13. ESTIMATING POPULATION SIZE.

Capture-Recapture Estimates. Contingency Tables for Capture-Recapture Experiments. Assessing Undercoverage. Chapter Summary. Exercises.

14. RARE POPULATIONS AND SMALL AREA ESTIMATIONS.

Sampling for Rare Events. Small Area Estimation. Chapter Summary. Exercises.

15. SURVEY QUALITY.

Nonresponse Error. Measurement Error. Sensitive Questions. Processing Error.

Sampling Error. Interaction of Error Sources. The Future of Sampling. Chapter Summary. Exercises.

APPENDICES: PROBABILITY CONCEPTS USED IN SAMPLING.

Probability. Random Variables and Expected Value. Conditional Probability. Conditional Expectation.

REFERENCES.
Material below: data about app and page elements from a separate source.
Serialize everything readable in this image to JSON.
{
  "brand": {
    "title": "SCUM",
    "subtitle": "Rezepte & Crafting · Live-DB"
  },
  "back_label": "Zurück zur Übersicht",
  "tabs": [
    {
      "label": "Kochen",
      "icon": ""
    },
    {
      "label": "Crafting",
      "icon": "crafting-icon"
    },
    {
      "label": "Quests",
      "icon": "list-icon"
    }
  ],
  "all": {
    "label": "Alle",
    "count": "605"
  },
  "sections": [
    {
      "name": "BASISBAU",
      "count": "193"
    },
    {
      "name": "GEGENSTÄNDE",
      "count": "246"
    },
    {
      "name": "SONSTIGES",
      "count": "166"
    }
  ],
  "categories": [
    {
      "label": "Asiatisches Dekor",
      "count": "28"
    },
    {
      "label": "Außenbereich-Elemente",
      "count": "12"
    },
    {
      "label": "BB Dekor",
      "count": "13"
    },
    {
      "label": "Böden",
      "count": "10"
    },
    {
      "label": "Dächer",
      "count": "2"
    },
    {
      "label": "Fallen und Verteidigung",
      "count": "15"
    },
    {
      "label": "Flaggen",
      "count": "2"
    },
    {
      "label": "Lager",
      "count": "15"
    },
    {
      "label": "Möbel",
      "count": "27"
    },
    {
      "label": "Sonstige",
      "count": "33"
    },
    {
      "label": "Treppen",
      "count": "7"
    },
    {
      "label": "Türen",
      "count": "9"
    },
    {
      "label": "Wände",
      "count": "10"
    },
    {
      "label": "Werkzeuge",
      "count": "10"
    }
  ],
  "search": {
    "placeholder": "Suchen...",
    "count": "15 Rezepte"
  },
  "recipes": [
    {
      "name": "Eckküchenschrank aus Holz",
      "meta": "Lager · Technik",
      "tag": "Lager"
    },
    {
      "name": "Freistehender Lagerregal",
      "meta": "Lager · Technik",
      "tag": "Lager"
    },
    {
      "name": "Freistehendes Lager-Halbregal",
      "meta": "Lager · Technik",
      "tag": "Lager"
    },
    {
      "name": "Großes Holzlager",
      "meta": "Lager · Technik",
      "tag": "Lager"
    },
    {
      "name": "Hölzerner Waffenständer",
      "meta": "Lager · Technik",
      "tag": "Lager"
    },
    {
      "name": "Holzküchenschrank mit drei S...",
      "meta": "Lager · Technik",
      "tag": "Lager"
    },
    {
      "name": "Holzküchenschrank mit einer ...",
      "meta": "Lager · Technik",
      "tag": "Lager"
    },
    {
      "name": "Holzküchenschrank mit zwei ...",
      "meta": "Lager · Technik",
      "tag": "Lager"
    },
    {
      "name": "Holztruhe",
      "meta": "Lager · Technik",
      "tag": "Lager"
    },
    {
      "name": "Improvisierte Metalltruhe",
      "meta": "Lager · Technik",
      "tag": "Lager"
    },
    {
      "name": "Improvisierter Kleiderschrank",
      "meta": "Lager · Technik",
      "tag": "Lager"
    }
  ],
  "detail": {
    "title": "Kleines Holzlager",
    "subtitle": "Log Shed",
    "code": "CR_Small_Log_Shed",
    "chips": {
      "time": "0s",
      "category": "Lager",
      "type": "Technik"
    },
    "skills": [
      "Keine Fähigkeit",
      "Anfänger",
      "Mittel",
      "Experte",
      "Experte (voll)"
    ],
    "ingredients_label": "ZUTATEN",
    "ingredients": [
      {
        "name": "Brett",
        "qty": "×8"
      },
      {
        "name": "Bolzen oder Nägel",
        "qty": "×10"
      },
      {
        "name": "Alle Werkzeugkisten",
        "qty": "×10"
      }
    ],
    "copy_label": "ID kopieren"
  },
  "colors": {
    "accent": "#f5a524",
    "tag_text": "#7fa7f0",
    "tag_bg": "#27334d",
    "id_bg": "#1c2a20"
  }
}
- New Content--New chapters cover sampling rare populations, estimating a population size, and survey quality (which ties together much of the material in the earlier chapters). In addition, there is expanded treatment of computer-intensive methods such as jackknife and bootstrap, and discussion of new modes of data collection such as Internet surveys.
- SAS integration--SAS is incorporated in examples for analyzing data from complex surveys, with SAS code provided on the book's website.
- Current research--Recent research in survey methodology is incorporated, enhancing the book's real-world orientation. Examples include new approaches to linearization variance estimation, computer-intensive methods for variance estimation, small area estimation, nonresponse models, and plotting survey data.
- New applied examples--As is the case with most examples in the book, new ones are based on real surveys conducted in social sciences, epidemiology, and many other areas.
- Varied, categorized exercises to build skills--Exercises, many of which are new, are categorized into four groups: A, Introductory Exercises, many suitable for hand calculations; B, Working with Survey Data, with most requiring use of statistical software; C, Working with Theory, ideal for more mathematically oriented classes; and D, Projects and Activities, with activities suitable either for classroom use or as assigned student projects.

- Varied, categorized exercises to build skills--Exercises, many of which are new, are categorized into four groups: A, Introductory Exercises, many suitable for hand calculations; B, Working with Survey Data, with most requiring use of statistical software; C, Working with Theory, ideal for more mathematically oriented classes; and D, Projects and Activities, with activities suitable either for classroom use or as assigned student projects.
- Use of real data--As much as possible, examples and exercises come from social sciences, engineering, agriculture, medicine, and other disciplines.
- Topic coverage not found in other texts at this level--The book discusses analysis of complex surveys, nonresponse, and other important topics. These optional sections allow instructors the flexibility to pick and choose the additional topics they want to include with the core course content.
- Emphasis on the importance of graphing the data--This helps students avoid flawed data analysis.

**Sharon L. Lohr**

Arizona State University

Sharon Lohr (Ph.D. in statistics, University of Wisconsin–Madison) is the Thompson Industries Dean's Distinguished Professor of Statistics at Arizona State University, where she has taught since 1990. Dr. Lohr's research focuses on survey sampling, design of experiments, and applications of statistics to social sciences and education. She has published numerous articles in journals including The Annals of Statistics, Journal of the American Statistical Association, Journal of the Royal Statistical Society, Biometrika, Journal of Quantitative Criminology, Wisconsin Law Review, and The American Statistician. She has served as chair of the Survey Research Methods Section of the American Statistical Association, president of the Arizona Chapter of the American Statistical Association, Fellow of the American Statistical Association, Elected Member of the International Statistical Institute, and member of the Census Advisory Committee of Professional Associations and the Statistics Canada Advisory Board on Statistical Methodology. In 2003 she received the inaugural Gertrude M. Cox Award from the Washington Statistical Society and in 2009 was selected to present the Morris Hansen Lecture.